The answer that Concrete Mathematics provides to the exercise (6.14) asking for a proof of this identity (presumably by induction as the main text mentions) reads "We have $$x\binom{x+k}n=(k+1)\binom{x+k}{n+1}+(n-k)\binom{x+k+1}{n+1}$$ because $$(n+1)x=(k+1)(x+k-n)+(n-k)(x+k+1)$$. (It suffices to verify the latter identity when $$k=0$$, $$k=-1$$, and $$k=n$$.)"

Starting at the end, I don't really see the point of the final parenthesised remark, though I can easily justify the equation. Maybe it is saying that both sides of the equation are at most quadratic in $$k$$, so equality at three distinct values of $$k$$ suffices for equality everywhere; I would prefer saying both sides are linear expressions in $$x$$, with leading coefficients $$n+1$$ respectively $$(k+1)+(n-k)$$, and constant terms $$0$$ respectively $$(k+1)(k-n)+(n-k)(k+1)$$, with obvious equality in both cases.

The reason why the final equation implies the one displayed before it in the answer, is that it is what remains from the displayed equation after expanding all binomial coefficients using $$\binom xm=\frac{x(x-1)\ldots(x-m+1)}{m!}$$, simplifying by the factors $$(x+k)(x+k-1)\ldots(x+k-n+1)$$ that appear for all three binomial coefficients, and multiplying by $$(n+1)!$$ to chase denominators.

Finally, having justified the equation given by way of answer, why does it prove Worpitzky's identity? It would provide help for the induction step (the base case $$n=1$$ is obvious); here is what I think is intended. Assuming that $$x^n=\sum_{k=0}^{n-1}\euler nk\binom{x+k}n$$, multiply both sides by $$x$$, and try to transform the right hand side into $$\sum_{l=0}^n\euler{n+1}l\binom{x+l}{n+1}$$, which is what $$x^{n+1}$$ should be equal to. Bringing $$x$$ into the summation and combining it with $$\binom{x+k}n$$ using the equation that was proved, one gets $$x^{n+1}= \sum_{k=0}^{n-1}\euler nk\left((k+1)\binom{x+k}{n+1}+(n-k)\binom{x+k+1}{n+1}\right).$$ We now group together identical binomial coefficients $$\binom{x+l}{n+1}$$, and compare the factor they come with to the desired factor $$\euler{n+1}l$$. For $$l=0$$ the factor is just $$\euler n0\times1=1$$ obtained for $$k=0$$, as it should.
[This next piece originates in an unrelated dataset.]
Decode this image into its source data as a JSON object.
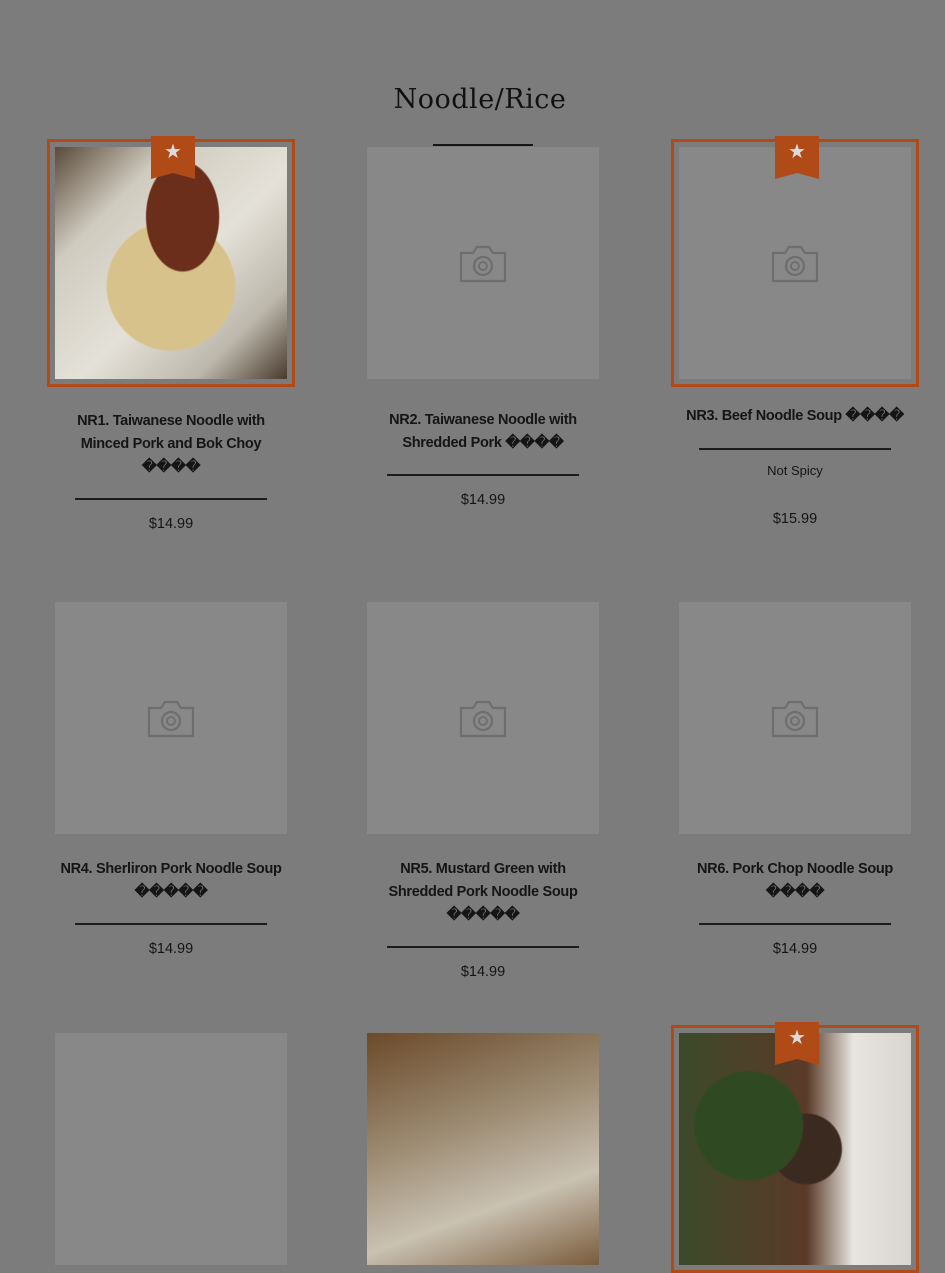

Otherwise ($$l>0$$) one gets for the factor of $$\binom{x+l}{n+1}$$ a contribution $$\euler nl(l+1)$$ from $$k=l$$, and a contribution $$\euler n{l-1}(n+1-l)$$ from $$k=l-1$$, and these add up to the desired $$\euler{n+1}l$$ by the basic recurrence relation of Eulerian numbers. QED